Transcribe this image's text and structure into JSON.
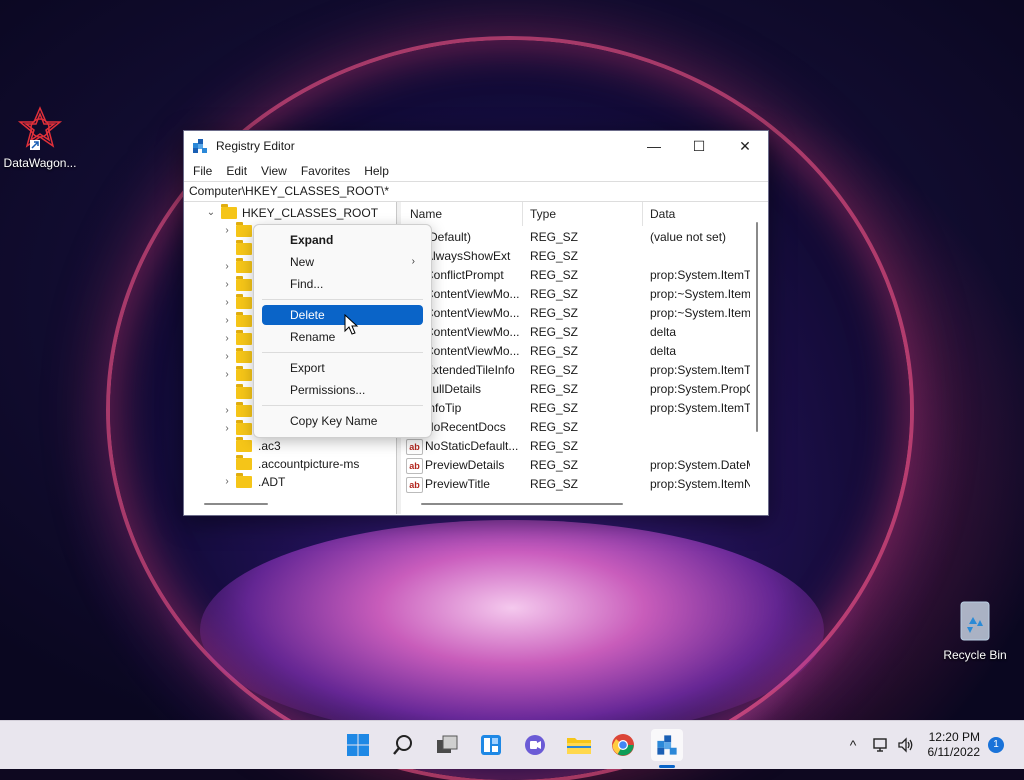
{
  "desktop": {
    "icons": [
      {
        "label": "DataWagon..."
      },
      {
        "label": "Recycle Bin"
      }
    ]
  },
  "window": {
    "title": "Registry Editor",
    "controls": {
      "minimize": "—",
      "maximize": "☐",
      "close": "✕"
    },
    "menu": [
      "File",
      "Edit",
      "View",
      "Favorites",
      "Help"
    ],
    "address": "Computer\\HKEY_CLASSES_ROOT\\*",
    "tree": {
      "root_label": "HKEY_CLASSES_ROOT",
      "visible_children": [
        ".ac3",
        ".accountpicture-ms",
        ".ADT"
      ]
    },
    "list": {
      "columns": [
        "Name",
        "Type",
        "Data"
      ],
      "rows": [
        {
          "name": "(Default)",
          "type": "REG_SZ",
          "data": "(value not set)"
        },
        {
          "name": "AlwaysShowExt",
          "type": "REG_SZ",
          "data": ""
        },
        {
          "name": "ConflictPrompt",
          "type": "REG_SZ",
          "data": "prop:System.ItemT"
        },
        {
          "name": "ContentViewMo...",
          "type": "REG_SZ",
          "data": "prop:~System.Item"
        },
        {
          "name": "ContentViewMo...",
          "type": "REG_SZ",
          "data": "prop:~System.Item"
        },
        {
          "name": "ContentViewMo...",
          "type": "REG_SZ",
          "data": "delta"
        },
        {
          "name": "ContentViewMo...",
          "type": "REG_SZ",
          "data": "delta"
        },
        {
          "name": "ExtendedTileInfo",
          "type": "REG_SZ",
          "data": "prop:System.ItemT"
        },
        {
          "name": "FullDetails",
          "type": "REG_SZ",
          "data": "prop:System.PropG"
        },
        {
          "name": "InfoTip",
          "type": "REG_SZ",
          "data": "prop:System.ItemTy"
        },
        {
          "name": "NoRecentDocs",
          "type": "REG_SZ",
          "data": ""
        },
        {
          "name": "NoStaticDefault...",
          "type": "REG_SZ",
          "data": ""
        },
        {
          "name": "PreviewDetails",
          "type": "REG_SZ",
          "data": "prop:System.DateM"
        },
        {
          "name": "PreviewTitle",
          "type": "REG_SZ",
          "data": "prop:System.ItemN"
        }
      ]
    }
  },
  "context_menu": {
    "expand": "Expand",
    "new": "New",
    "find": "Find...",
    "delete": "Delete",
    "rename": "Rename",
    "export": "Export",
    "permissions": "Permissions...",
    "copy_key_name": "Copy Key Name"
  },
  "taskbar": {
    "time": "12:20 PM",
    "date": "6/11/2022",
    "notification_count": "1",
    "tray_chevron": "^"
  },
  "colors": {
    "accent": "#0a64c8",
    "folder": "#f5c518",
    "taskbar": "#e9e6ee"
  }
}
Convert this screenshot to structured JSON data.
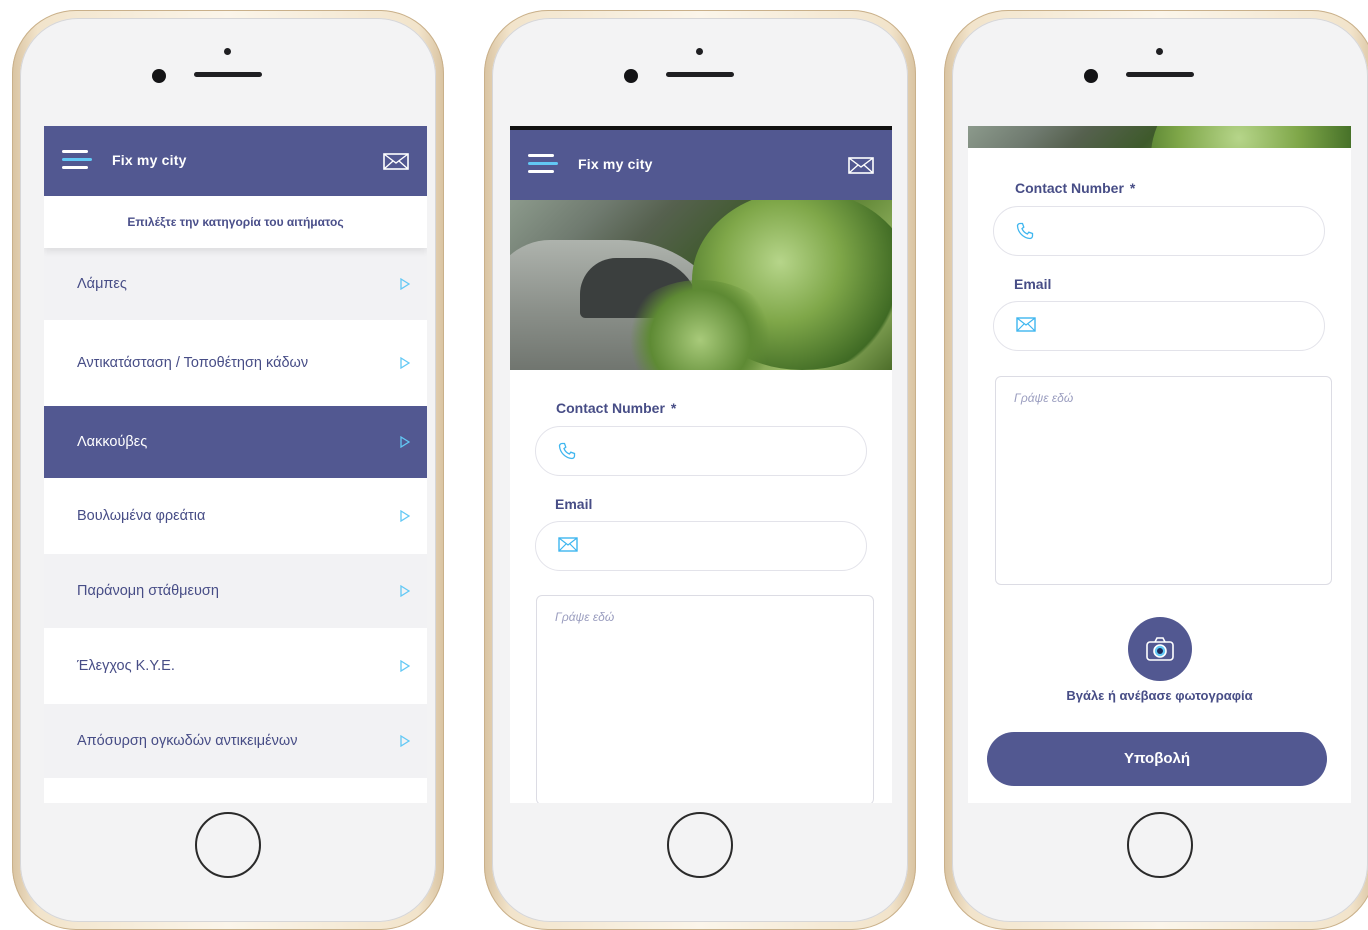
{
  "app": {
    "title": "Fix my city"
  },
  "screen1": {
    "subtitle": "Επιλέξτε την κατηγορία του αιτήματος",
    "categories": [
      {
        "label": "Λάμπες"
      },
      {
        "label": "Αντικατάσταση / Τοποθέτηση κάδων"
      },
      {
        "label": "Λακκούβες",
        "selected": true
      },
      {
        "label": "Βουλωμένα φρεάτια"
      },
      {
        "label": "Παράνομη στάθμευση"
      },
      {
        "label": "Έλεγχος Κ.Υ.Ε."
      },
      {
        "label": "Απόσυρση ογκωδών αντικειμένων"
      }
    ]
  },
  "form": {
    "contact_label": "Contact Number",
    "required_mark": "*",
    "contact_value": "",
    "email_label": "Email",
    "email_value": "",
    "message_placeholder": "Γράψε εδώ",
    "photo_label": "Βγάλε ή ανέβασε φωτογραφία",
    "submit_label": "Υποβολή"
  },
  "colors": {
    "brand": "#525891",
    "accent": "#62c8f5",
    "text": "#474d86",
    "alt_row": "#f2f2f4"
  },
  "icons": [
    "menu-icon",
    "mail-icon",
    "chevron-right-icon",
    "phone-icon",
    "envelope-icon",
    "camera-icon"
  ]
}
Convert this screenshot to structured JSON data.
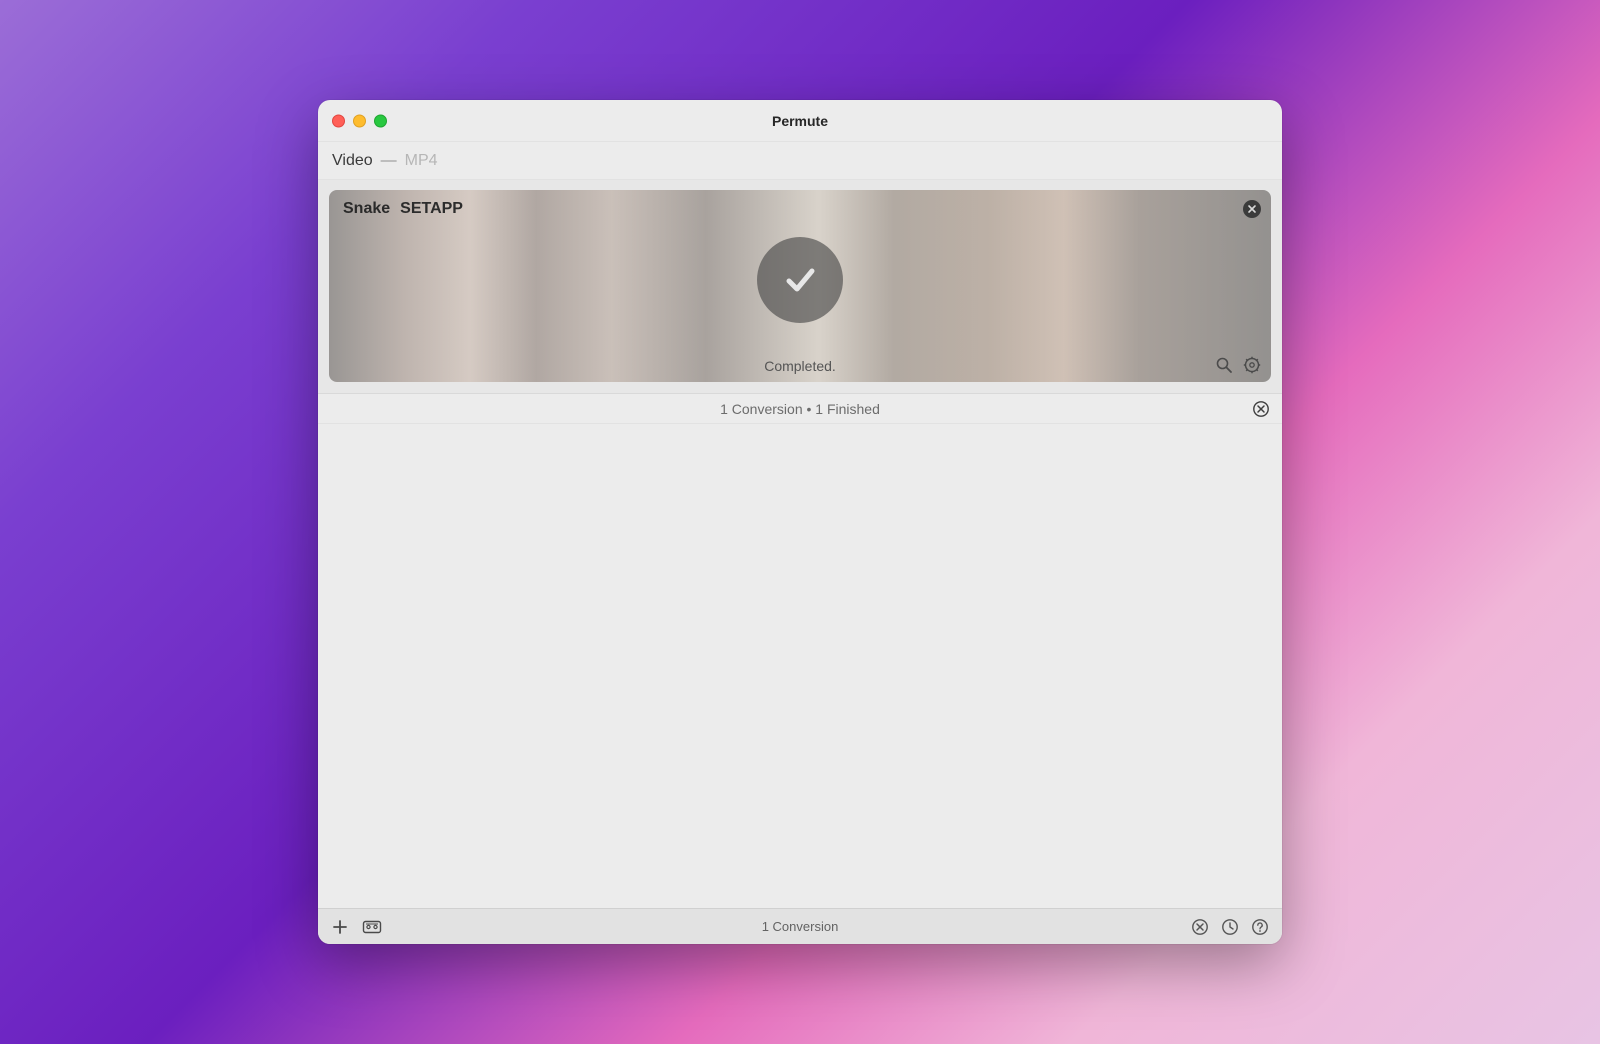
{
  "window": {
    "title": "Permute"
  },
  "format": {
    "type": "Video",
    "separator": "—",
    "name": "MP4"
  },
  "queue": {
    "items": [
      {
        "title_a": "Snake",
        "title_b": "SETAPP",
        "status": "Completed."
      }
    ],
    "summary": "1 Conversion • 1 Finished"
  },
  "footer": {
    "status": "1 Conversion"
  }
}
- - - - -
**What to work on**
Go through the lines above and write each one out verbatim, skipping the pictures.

**Result for this exercise**
Transcribe this image's text and structure into JSON.
{
  "desktop": {
    "icons": [
      {
        "label": "DataWagon..."
      },
      {
        "label": "Recycle Bin"
      }
    ]
  },
  "window": {
    "title": "Registry Editor",
    "controls": {
      "minimize": "—",
      "maximize": "☐",
      "close": "✕"
    },
    "menu": [
      "File",
      "Edit",
      "View",
      "Favorites",
      "Help"
    ],
    "address": "Computer\\HKEY_CLASSES_ROOT\\*",
    "tree": {
      "root_label": "HKEY_CLASSES_ROOT",
      "visible_children": [
        ".ac3",
        ".accountpicture-ms",
        ".ADT"
      ]
    },
    "list": {
      "columns": [
        "Name",
        "Type",
        "Data"
      ],
      "rows": [
        {
          "name": "(Default)",
          "type": "REG_SZ",
          "data": "(value not set)"
        },
        {
          "name": "AlwaysShowExt",
          "type": "REG_SZ",
          "data": ""
        },
        {
          "name": "ConflictPrompt",
          "type": "REG_SZ",
          "data": "prop:System.ItemT"
        },
        {
          "name": "ContentViewMo...",
          "type": "REG_SZ",
          "data": "prop:~System.Item"
        },
        {
          "name": "ContentViewMo...",
          "type": "REG_SZ",
          "data": "prop:~System.Item"
        },
        {
          "name": "ContentViewMo...",
          "type": "REG_SZ",
          "data": "delta"
        },
        {
          "name": "ContentViewMo...",
          "type": "REG_SZ",
          "data": "delta"
        },
        {
          "name": "ExtendedTileInfo",
          "type": "REG_SZ",
          "data": "prop:System.ItemT"
        },
        {
          "name": "FullDetails",
          "type": "REG_SZ",
          "data": "prop:System.PropG"
        },
        {
          "name": "InfoTip",
          "type": "REG_SZ",
          "data": "prop:System.ItemTy"
        },
        {
          "name": "NoRecentDocs",
          "type": "REG_SZ",
          "data": ""
        },
        {
          "name": "NoStaticDefault...",
          "type": "REG_SZ",
          "data": ""
        },
        {
          "name": "PreviewDetails",
          "type": "REG_SZ",
          "data": "prop:System.DateM"
        },
        {
          "name": "PreviewTitle",
          "type": "REG_SZ",
          "data": "prop:System.ItemN"
        }
      ]
    }
  },
  "context_menu": {
    "expand": "Expand",
    "new": "New",
    "find": "Find...",
    "delete": "Delete",
    "rename": "Rename",
    "export": "Export",
    "permissions": "Permissions...",
    "copy_key_name": "Copy Key Name"
  },
  "taskbar": {
    "time": "12:20 PM",
    "date": "6/11/2022",
    "notification_count": "1",
    "tray_chevron": "^"
  },
  "colors": {
    "accent": "#0a64c8",
    "folder": "#f5c518",
    "taskbar": "#e9e6ee"
  }
}
Convert this screenshot to structured JSON data.
{
  "app": {
    "title": "Fix my city"
  },
  "screen1": {
    "subtitle": "Επιλέξτε την κατηγορία του αιτήματος",
    "categories": [
      {
        "label": "Λάμπες"
      },
      {
        "label": "Αντικατάσταση / Τοποθέτηση κάδων"
      },
      {
        "label": "Λακκούβες",
        "selected": true
      },
      {
        "label": "Βουλωμένα φρεάτια"
      },
      {
        "label": "Παράνομη στάθμευση"
      },
      {
        "label": "Έλεγχος Κ.Υ.Ε."
      },
      {
        "label": "Απόσυρση ογκωδών αντικειμένων"
      }
    ]
  },
  "form": {
    "contact_label": "Contact Number",
    "required_mark": "*",
    "contact_value": "",
    "email_label": "Email",
    "email_value": "",
    "message_placeholder": "Γράψε εδώ",
    "photo_label": "Βγάλε ή ανέβασε φωτογραφία",
    "submit_label": "Υποβολή"
  },
  "colors": {
    "brand": "#525891",
    "accent": "#62c8f5",
    "text": "#474d86",
    "alt_row": "#f2f2f4"
  },
  "icons": [
    "menu-icon",
    "mail-icon",
    "chevron-right-icon",
    "phone-icon",
    "envelope-icon",
    "camera-icon"
  ]
}
Convert this screenshot to structured JSON data.
{
  "window": {
    "title": "Permute"
  },
  "format": {
    "type": "Video",
    "separator": "—",
    "name": "MP4"
  },
  "queue": {
    "items": [
      {
        "title_a": "Snake",
        "title_b": "SETAPP",
        "status": "Completed."
      }
    ],
    "summary": "1 Conversion • 1 Finished"
  },
  "footer": {
    "status": "1 Conversion"
  }
}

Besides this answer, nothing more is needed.